My Grandpa and Grandma Follis are buried on the other side of my parents. Not far away is my cousin’s grave. He was killed in a farm accident at age 21. Near my cousin lies my old grade-school friend. He threw a towel on my head one summer when I finally got the courage to swim across the deep end of the pool for the first time.

You can’t walk around a cemetery for long without realizing that the last real enemy we all face is death. Burying my mom’s ashes next to my dad really brought that home.

It’s true that most do not happily and willingly accept their mortality. No, death is an affront to nearly everything we cherish — our careers, our marriages, our children, our friends, our homes and our communities. All sorts of loss reminds us that we do not have the final word. Death does. In the end, it conquers all.

Meandering through the cemetery, I thought about how some face their mortality by living heroically in spite of their destiny, while others live for the moment, giving themselves to pleasure and power. En route to the cemetery, I drove by an exit on Interstate 70 where late one night, two high school boys I knew decided to see how fast they could drive up an exit ramp and back down the entry ramp without slowing down. They rolled the car, and one of the most popular boys in the high school was killed.

Still others see the absurdity of life and end theirs by suicide.

Over the years, I have seen people who suffered loss but wanted to reverse their circumstances, even bringing family members back to life. That always makes me think of the story of Jesus raising Lazarus from the dead. I wonder, when Lazarus died again, was it a long, painful death? Writer Jerry Sittser says, “We are deceived by our longings for what we once had, because we cannot have that way forever even if we regain what we lost for a while.”

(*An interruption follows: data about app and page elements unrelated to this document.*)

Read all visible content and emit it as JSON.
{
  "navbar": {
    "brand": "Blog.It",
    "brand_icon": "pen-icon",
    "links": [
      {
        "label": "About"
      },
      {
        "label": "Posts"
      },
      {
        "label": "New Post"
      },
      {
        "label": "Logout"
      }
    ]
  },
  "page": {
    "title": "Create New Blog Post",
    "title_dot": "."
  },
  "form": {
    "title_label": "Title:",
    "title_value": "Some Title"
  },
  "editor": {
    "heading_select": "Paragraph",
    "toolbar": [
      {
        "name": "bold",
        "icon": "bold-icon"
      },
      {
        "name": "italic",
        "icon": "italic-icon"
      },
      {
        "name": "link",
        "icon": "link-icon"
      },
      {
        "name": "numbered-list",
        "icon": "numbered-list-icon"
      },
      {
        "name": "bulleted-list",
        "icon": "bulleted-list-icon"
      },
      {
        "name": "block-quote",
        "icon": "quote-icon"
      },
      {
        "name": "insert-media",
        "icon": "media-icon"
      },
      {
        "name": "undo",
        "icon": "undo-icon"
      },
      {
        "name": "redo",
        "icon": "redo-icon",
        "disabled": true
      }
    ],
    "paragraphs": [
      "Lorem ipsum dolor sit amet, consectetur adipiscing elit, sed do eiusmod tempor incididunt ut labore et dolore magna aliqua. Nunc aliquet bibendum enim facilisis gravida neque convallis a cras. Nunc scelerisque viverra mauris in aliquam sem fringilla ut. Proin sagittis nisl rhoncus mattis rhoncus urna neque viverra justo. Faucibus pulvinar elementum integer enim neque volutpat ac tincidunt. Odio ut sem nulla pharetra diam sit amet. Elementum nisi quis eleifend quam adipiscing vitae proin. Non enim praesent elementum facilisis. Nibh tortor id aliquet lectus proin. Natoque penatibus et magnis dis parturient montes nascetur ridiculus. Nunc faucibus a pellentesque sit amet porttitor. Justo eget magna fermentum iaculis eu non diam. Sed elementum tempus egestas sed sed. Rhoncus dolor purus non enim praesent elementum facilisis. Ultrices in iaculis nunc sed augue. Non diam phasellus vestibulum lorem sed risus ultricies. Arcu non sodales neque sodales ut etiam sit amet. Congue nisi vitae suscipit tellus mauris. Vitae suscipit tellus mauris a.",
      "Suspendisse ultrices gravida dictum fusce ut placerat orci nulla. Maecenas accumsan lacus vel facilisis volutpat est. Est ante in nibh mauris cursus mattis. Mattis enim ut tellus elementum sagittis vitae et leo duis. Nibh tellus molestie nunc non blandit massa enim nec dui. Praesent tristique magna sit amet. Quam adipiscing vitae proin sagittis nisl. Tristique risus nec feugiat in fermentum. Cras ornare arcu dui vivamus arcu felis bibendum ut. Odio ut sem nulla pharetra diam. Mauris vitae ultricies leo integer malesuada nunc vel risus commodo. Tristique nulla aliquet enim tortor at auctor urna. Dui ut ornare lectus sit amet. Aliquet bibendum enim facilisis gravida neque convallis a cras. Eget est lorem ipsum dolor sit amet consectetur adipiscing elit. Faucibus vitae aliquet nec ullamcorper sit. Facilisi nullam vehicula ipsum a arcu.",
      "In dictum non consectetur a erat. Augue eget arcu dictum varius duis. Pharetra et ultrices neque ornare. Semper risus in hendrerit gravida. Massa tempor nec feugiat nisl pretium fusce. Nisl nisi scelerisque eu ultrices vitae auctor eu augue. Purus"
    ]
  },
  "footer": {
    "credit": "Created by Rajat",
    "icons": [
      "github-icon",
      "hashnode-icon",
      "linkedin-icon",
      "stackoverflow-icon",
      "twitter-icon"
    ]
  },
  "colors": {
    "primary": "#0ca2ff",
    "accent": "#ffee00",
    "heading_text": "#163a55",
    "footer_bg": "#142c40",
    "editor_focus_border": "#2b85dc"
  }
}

No miracle can save us from death, which is why so many long for a life where death is finally and ultimately defeated. In fact, followers of Jesus believe the grave could not hold him. We believe Jesus conquered death and was raised by God to a life that would never end again. It is a life that says death does not have the final word. Life does. And though it is in the future, all pain and sorrow will be swallowed up in everlasting life and pure, untainted joy.

The present life we live often is full of sorrow and pain. We are creatures made of dust, and yet many speak of having a sense of eternity living in their heart, realizing they were made for something more.

Seeing the graves of those who have gone before me, I pondered my story and the heritage given to me at birth. I am part of a larger story, a story that I did not choose. Nor did my mother choose her story. As an infant, she was adopted into a poor farm family and assigned a role for which there was no audition.

And yet, we have the capacity to choose how we will live out the story given to us. Looking at my four siblings, my two uncles and their wives in their 90s and a host of 50 assorted family members and friends, I wondered what it means to preserve the heritage my mother gave to me, even passing on a tradition of faith and love that future generations will want and need.

The success of the role I play — I hope with as much integrity and joy as I can — depends on the choices I continue to make and the grace I receive.

Don Follis counsels pastors and consults with a wide array of churches. He blogs at donfollis.com, where you can subscribe to his posts. He can be reached at donscolumn@gmail.com.